Can You Arrange the Consoles Vertically or Horizontally?
The Xbox Series X and S can both be arranged either vertically or horizontally. In the case of the Series X, though, just make sure you leave enough room for it to intake fresh air and exhaust hot air. Microsoft recommends leaving around 1.5 inches (4 cm) of space at the exhaust end.
For the Series S, you’ll want to make sure you don’t cover the black fan grille in either orientation.
What Is Game Pass?
Game Pass is Microsoft’s all-you-can-eat game subscription service. It works a bit like Netflix or Spotify, but for games. It features all first-party Microsoft titles on day one of their release. There are also a large number of third-party titles on the service that cycle in and out.

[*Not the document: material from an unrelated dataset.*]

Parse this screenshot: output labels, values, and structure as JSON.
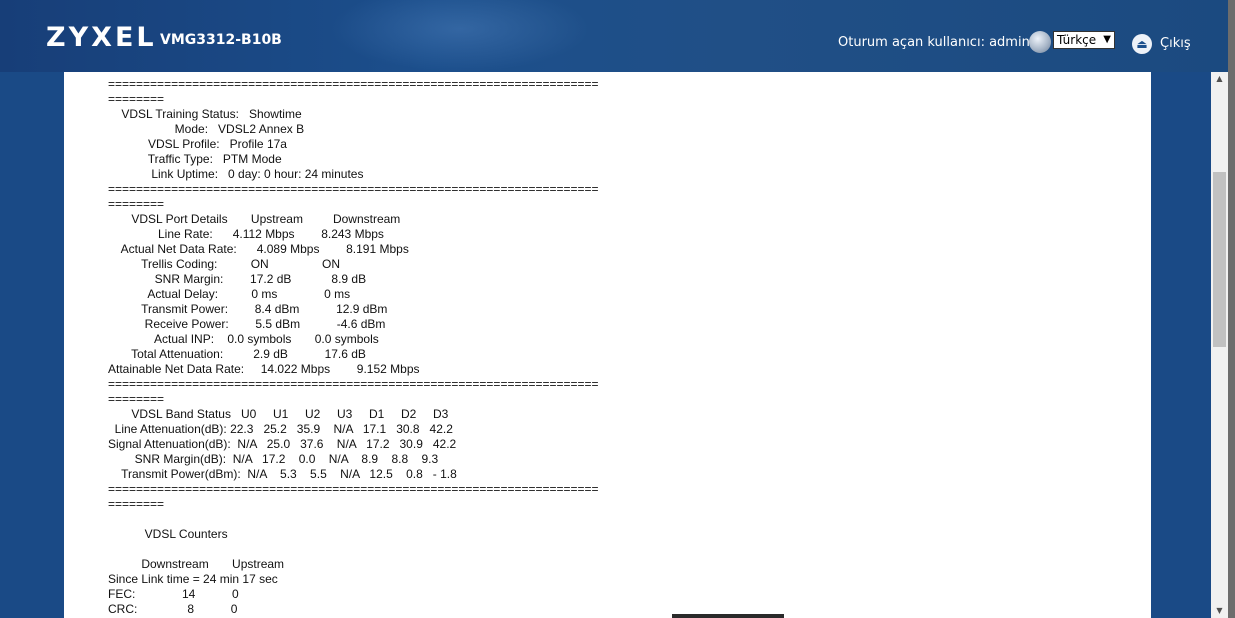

Game Pass is available in a few tiers, with the best value being Game Pass Ultimate ($14.99 per month). It includes the Game Pass library, Xbox Live Gold, access to the cloud streaming beta, and (for an as-yet-undetermined period) access to EA’s back catalog via EA Play.
If you don’t want ultimate, though, you can get Game Pass for Consoles for $9.99 per month. However, you’ll still need an Xbox Live Gold subscription to play online.
Can the Series X Play Blu-rays with Dolby Vision?
The Xbox Series X has an Ultra HD Blu-ray player for movies, but the Series S doesn’t have a disc drive at all. Unfortunately, the Series X can’t currently play Dolby Vision discs in Dolby Vision, either—it defaults to HDR10.
Do the Consoles Get Hot or Loud?
Both the Xbox Series X and S will kick out some heat, but Microsoft has designed solutions to deal with this. The Series X uses a vapor chamber and a large 130mm fan to keep things cool. Under load, the console feels hot to the touch at the exhaust end, which indicates the cooling system is doing its job.
Both consoles are virtually silent, even under load. In an average living room, while playing a game at a low, but audible, volume, you probably won’t notice any noises. Installing a game from a disc is about as loud as the Series X ever gets.
Two Consoles, Two Price Points, One Ecosystem
Whether you go for the Series X or S, or just sign up for Game Pass on your Windows PC, Microsoft wants you in its ecosystem. The way games, saves, and subscriptions now work across platforms, it’s easier than ever to play wherever you are and on whatever hardware you’ve got.
Having a hard time deciding between the PS5, or Xbox Series X or S? If so, be sure to check out our comparison of the next-gen Microsoft and Sony consoles.